_YOUR OBJECTIVE_
How many lines of these entries hold the string "size"? Answer with the number alone.

_Component data from apps and pages_
┌──

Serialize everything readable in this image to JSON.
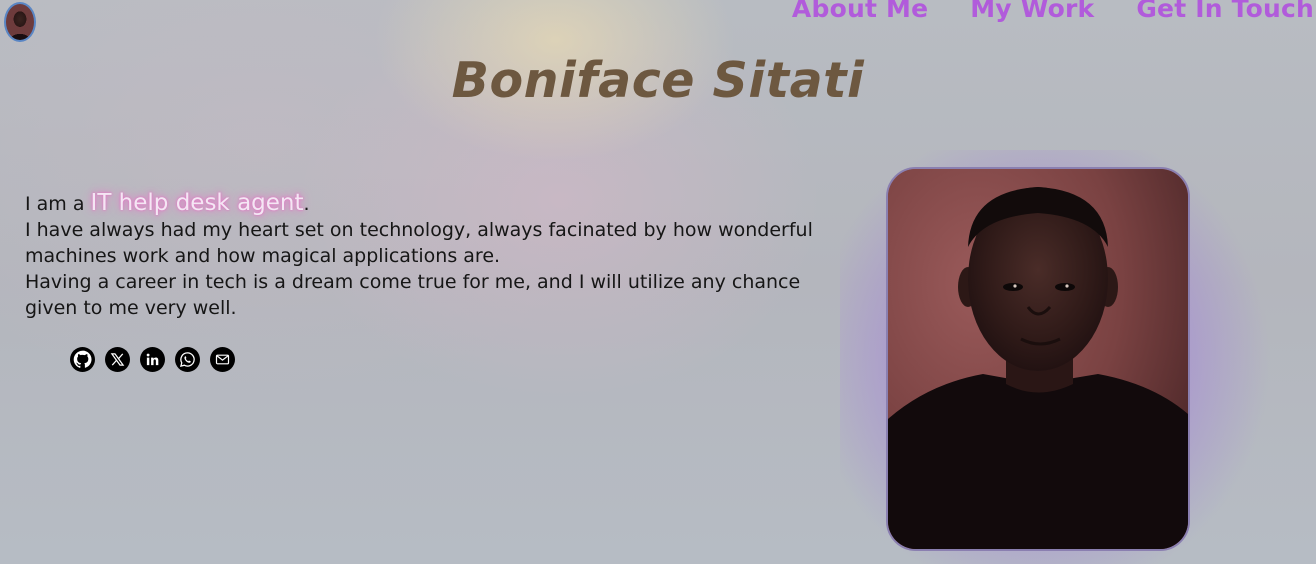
{
  "header": {
    "avatar_alt": "profile avatar",
    "nav": [
      {
        "label": "About Me"
      },
      {
        "label": "My Work"
      },
      {
        "label": "Get In Touch"
      }
    ]
  },
  "hero": {
    "title": "Boniface Sitati"
  },
  "intro": {
    "prefix": "I am a ",
    "role": "IT help desk agent",
    "suffix": ".",
    "line1": "I have always had my heart set on technology, always facinated by how wonderful machines work and how magical applications are.",
    "line2": "Having a career in tech is a dream come true for me, and I will utilize any chance given to me very well."
  },
  "socials": [
    {
      "icon": "github-icon"
    },
    {
      "icon": "x-twitter-icon"
    },
    {
      "icon": "linkedin-icon"
    },
    {
      "icon": "whatsapp-icon"
    },
    {
      "icon": "email-icon"
    }
  ],
  "colors": {
    "nav_link": "#b15bdb",
    "title": "#6d5840",
    "role_glow": "#e07cc6",
    "portrait_glow": "#9e76de"
  }
}
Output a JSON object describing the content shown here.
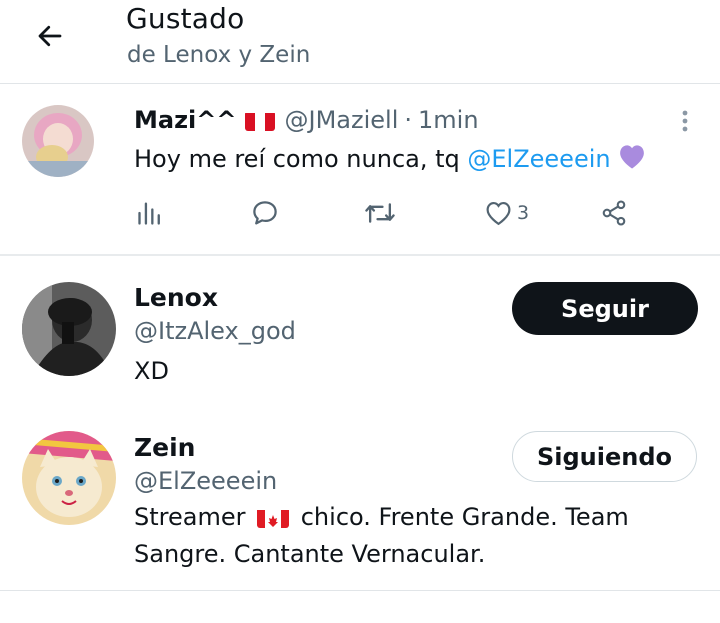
{
  "header": {
    "title": "Gustado",
    "subtitle": "de Lenox y Zein"
  },
  "tweet": {
    "author_name": "Mazi^^",
    "handle": "@JMaziell",
    "separator": "·",
    "time": "1min",
    "text_before": "Hoy me reí como nunca, tq ",
    "mention": "@ElZeeeein",
    "emoji_icon": "purple-heart",
    "like_count": "3"
  },
  "users": [
    {
      "name": "Lenox",
      "handle": "@ItzAlex_god",
      "bio": "XD",
      "button_label": "Seguir"
    },
    {
      "name": "Zein",
      "handle": "@ElZeeeein",
      "bio_before": "Streamer ",
      "bio_after": " chico. Frente Grande. Team Sangre. Cantante Vernacular.",
      "button_label": "Siguiendo"
    }
  ],
  "colors": {
    "accent": "#1d9bf0",
    "text": "#0f1419",
    "muted": "#536471",
    "follow_bg": "#0f1419"
  }
}
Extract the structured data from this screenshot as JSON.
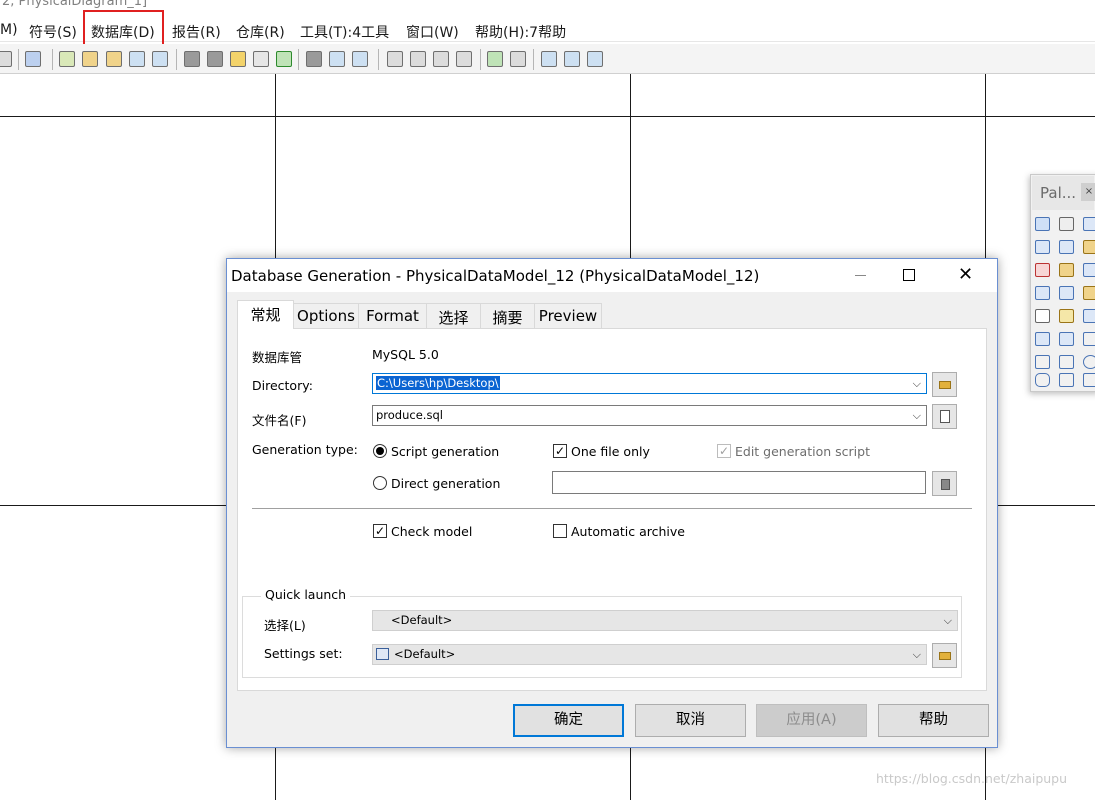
{
  "app": {
    "title_fragment": "2, PhysicalDiagram_1]"
  },
  "menubar": {
    "items": [
      "M)",
      "符号(S)",
      "数据库(D)",
      "报告(R)",
      "仓库(R)",
      "工具(T):4工具",
      "窗口(W)",
      "帮助(H):7帮助"
    ],
    "highlighted": "数据库(D)",
    "highlight_color": "#e02020"
  },
  "toolbar": {
    "icons": [
      "new-icon",
      "help-icon",
      "open-model-icon",
      "save-icon",
      "print-icon",
      "refresh-icon",
      "check-icon",
      "copy-icon",
      "paste-icon",
      "brush-icon",
      "format-icon",
      "font-icon",
      "import-icon",
      "back-icon",
      "forward-icon",
      "view1-icon",
      "view2-icon",
      "view3-icon",
      "view4-icon",
      "model-icon",
      "compare-icon",
      "select-icon",
      "display-icon",
      "table-icon"
    ]
  },
  "palette": {
    "title": "Pal...",
    "close": "×",
    "icons": [
      "pointer-icon",
      "hand-icon",
      "zoom-in-icon",
      "zoom-out-icon",
      "zoom-fit-icon",
      "package-icon",
      "cut-icon",
      "entity-icon",
      "table-icon",
      "db-icon",
      "reference-icon",
      "procedure-icon",
      "note-icon",
      "file-icon",
      "link-icon",
      "sequence-icon",
      "text-icon",
      "line-icon",
      "arc-icon",
      "rectangle-icon",
      "ellipse-icon",
      "rounded-rect-icon",
      "polyline-icon",
      "polygon-icon"
    ]
  },
  "dialog": {
    "title": "Database Generation - PhysicalDataModel_12 (PhysicalDataModel_12)",
    "tabs": [
      "常规",
      "Options",
      "Format",
      "选择",
      "摘要",
      "Preview"
    ],
    "active_tab": "常规",
    "dbms_label": "数据库管",
    "dbms_value": "MySQL 5.0",
    "directory_label": "Directory:",
    "directory_value": "C:\\Users\\hp\\Desktop\\",
    "filename_label": "文件名(F)",
    "filename_value": "produce.sql",
    "gentype_label": "Generation type:",
    "script_generation": "Script generation",
    "direct_generation": "Direct generation",
    "one_file_only": "One file only",
    "edit_generation_script": "Edit generation script",
    "check_model": "Check model",
    "automatic_archive": "Automatic archive",
    "quick_launch": "Quick launch",
    "selection_label": "选择(L)",
    "selection_value": "<Default>",
    "settings_label": "Settings set:",
    "settings_value": "<Default>",
    "buttons": {
      "ok": "确定",
      "cancel": "取消",
      "apply": "应用(A)",
      "help": "帮助"
    },
    "state": {
      "script_generation": true,
      "direct_generation": false,
      "one_file_only": true,
      "edit_generation_script": true,
      "edit_generation_script_enabled": false,
      "check_model": true,
      "automatic_archive": false
    }
  },
  "watermark": "https://blog.csdn.net/zhaipupu"
}
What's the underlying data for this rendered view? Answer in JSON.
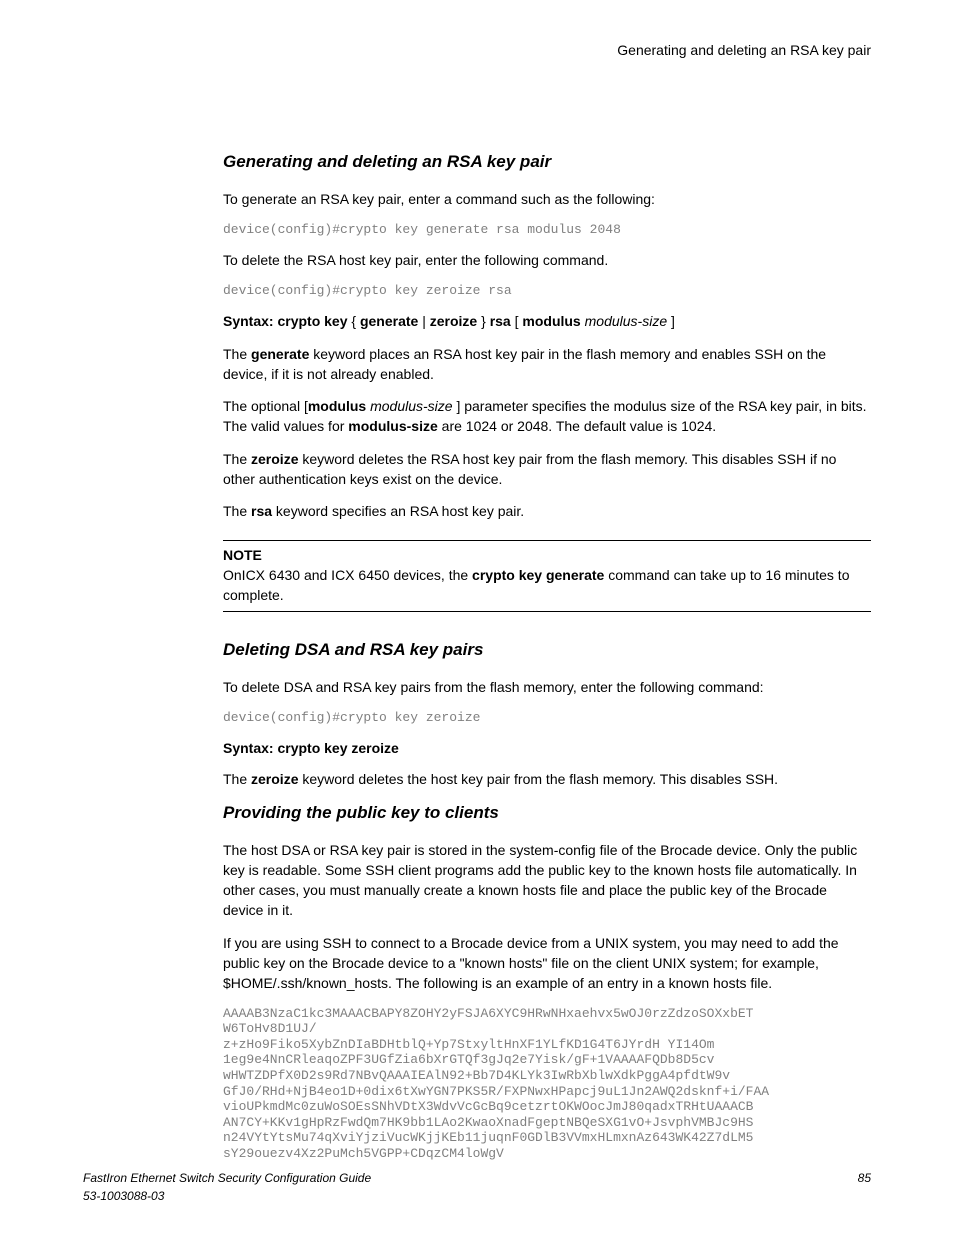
{
  "header": {
    "running": "Generating and deleting an RSA key pair"
  },
  "sections": {
    "s1": {
      "heading": "Generating and deleting an RSA key pair",
      "p1": "To generate an RSA key pair, enter a command such as the following:",
      "code1": "device(config)#crypto key generate rsa modulus 2048",
      "p2": "To delete the RSA host key pair, enter the following command.",
      "code2": "device(config)#crypto key zeroize rsa",
      "syntax_prefix": "Syntax: crypto key",
      "syntax_brace_open": " { ",
      "syntax_generate": "generate",
      "syntax_pipe": " | ",
      "syntax_zeroize": "zeroize",
      "syntax_brace_close": " } ",
      "syntax_rsa": "rsa",
      "syntax_bracket_open": " [ ",
      "syntax_modulus": "modulus",
      "syntax_space": " ",
      "syntax_modsize": "modulus-size",
      "syntax_bracket_close": " ]",
      "p3_a": "The ",
      "p3_b": "generate",
      "p3_c": " keyword places an RSA host key pair in the flash memory and enables SSH on the device, if it is not already enabled.",
      "p4_a": "The optional [",
      "p4_b": "modulus",
      "p4_c": " ",
      "p4_d": "modulus-size",
      "p4_e": " ] parameter specifies the modulus size of the RSA key pair, in bits. The valid values for ",
      "p4_f": "modulus-size",
      "p4_g": " are 1024 or 2048. The default value is 1024.",
      "p5_a": "The ",
      "p5_b": "zeroize",
      "p5_c": " keyword deletes the RSA host key pair from the flash memory. This disables SSH if no other authentication keys exist on the device.",
      "p6_a": "The ",
      "p6_b": "rsa",
      "p6_c": " keyword specifies an RSA host key pair.",
      "note_label": "NOTE",
      "note_a": "OnICX 6430 and ICX 6450 devices, the ",
      "note_b": "crypto key generate",
      "note_c": " command can take up to 16 minutes to complete."
    },
    "s2": {
      "heading": "Deleting DSA and RSA key pairs",
      "p1": "To delete DSA and RSA key pairs from the flash memory, enter the following command:",
      "code1": "device(config)#crypto key zeroize",
      "syntax": "Syntax: crypto key zeroize",
      "p2_a": "The ",
      "p2_b": "zeroize",
      "p2_c": " keyword deletes the host key pair from the flash memory. This disables SSH."
    },
    "s3": {
      "heading": "Providing the public key to clients",
      "p1": "The host DSA or RSA key pair is stored in the system-config file of the Brocade device. Only the public key is readable. Some SSH client programs add the public key to the known hosts file automatically. In other cases, you must manually create a known hosts file and place the public key of the Brocade device in it.",
      "p2": "If you are using SSH to connect to a Brocade device from a UNIX system, you may need to add the public key on the Brocade device to a \"known hosts\" file on the client UNIX system; for example, $HOME/.ssh/known_hosts. The following is an example of an entry in a known hosts file.",
      "keyblock": "AAAAB3NzaC1kc3MAAACBAPY8ZOHY2yFSJA6XYC9HRwNHxaehvx5wOJ0rzZdzoSOXxbET\nW6ToHv8D1UJ/\nz+zHo9Fiko5XybZnDIaBDHtblQ+Yp7StxyltHnXF1YLfKD1G4T6JYrdH YI14Om\n1eg9e4NnCRleaqoZPF3UGfZia6bXrGTQf3gJq2e7Yisk/gF+1VAAAAFQDb8D5cv\nwHWTZDPfX0D2s9Rd7NBvQAAAIEAlN92+Bb7D4KLYk3IwRbXblwXdkPggA4pfdtW9v\nGfJ0/RHd+NjB4eo1D+0dix6tXwYGN7PKS5R/FXPNwxHPapcj9uL1Jn2AWQ2dsknf+i/FAA\nvioUPkmdMc0zuWoSOEsSNhVDtX3WdvVcGcBq9cetzrtOKWOocJmJ80qadxTRHtUAAACB\nAN7CY+KKv1gHpRzFwdQm7HK9bb1LAo2KwaoXnadFgeptNBQeSXG1vO+JsvphVMBJc9HS\nn24VYtYtsMu74qXviYjziVucWKjjKEb11juqnF0GDlB3VVmxHLmxnAz643WK42Z7dLM5\nsY29ouezv4Xz2PuMch5VGPP+CDqzCM4loWgV"
    }
  },
  "footer": {
    "title": "FastIron Ethernet Switch Security Configuration Guide",
    "docnum": "53-1003088-03",
    "page": "85"
  }
}
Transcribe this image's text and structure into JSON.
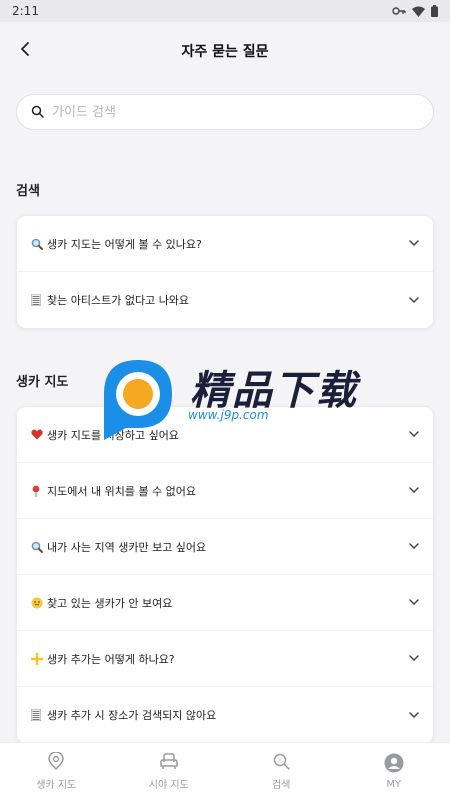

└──

_SOLUTION TO THIS TASK_
4